-- Opening Marker --
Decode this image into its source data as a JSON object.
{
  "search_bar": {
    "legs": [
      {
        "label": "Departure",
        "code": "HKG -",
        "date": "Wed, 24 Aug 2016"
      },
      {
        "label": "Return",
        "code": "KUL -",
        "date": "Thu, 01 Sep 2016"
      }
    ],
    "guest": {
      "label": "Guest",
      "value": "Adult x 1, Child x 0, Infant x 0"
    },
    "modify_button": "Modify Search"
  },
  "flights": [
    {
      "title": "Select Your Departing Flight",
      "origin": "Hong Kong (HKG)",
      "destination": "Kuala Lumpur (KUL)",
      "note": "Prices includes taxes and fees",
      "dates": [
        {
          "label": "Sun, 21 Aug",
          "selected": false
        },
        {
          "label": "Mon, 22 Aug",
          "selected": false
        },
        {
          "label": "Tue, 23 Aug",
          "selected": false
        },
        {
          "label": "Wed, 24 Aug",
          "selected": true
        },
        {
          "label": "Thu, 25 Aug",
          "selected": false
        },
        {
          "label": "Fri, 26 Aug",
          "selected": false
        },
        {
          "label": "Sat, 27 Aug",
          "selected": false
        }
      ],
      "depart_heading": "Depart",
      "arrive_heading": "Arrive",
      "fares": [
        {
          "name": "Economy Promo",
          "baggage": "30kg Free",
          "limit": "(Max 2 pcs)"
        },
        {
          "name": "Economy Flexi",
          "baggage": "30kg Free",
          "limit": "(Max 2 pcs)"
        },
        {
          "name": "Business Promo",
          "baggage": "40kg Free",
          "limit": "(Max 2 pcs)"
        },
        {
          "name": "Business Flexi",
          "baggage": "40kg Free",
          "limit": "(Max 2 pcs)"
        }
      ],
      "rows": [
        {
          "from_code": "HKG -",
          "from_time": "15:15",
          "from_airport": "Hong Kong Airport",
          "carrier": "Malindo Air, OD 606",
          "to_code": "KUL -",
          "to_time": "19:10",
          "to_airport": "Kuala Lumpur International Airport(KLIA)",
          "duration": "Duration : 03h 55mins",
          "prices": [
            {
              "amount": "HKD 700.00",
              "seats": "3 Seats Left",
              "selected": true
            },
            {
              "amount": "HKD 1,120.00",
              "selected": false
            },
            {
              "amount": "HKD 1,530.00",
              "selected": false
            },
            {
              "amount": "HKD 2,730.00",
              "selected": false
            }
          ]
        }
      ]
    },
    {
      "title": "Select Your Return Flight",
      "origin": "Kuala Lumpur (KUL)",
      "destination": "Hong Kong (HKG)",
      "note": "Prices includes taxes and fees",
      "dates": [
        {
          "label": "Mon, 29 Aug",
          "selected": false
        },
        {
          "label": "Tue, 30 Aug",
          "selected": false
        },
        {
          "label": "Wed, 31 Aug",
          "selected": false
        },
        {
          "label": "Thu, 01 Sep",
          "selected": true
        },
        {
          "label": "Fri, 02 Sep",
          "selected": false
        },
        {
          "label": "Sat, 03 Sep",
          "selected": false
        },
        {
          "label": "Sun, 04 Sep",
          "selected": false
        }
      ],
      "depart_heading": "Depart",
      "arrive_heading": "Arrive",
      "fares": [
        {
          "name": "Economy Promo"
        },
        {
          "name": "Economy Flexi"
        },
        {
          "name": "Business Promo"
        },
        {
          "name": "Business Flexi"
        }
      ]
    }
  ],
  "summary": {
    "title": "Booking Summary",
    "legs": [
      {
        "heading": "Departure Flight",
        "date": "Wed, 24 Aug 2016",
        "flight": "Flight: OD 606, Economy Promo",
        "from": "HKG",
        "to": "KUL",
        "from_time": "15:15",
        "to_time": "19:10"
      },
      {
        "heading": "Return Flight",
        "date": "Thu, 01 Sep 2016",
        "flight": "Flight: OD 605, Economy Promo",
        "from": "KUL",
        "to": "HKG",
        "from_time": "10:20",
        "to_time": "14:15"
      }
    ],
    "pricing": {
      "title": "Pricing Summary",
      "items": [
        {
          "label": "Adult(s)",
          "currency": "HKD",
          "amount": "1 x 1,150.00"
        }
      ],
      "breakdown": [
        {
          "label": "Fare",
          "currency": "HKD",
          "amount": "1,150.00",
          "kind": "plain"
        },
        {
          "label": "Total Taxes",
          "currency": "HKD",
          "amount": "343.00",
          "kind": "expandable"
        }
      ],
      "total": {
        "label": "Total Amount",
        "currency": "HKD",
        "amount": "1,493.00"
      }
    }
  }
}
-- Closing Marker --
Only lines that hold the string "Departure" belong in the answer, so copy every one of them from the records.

EXERCISE SOLUTION »
        "label": "Departure",
        "heading": "Departure Flight",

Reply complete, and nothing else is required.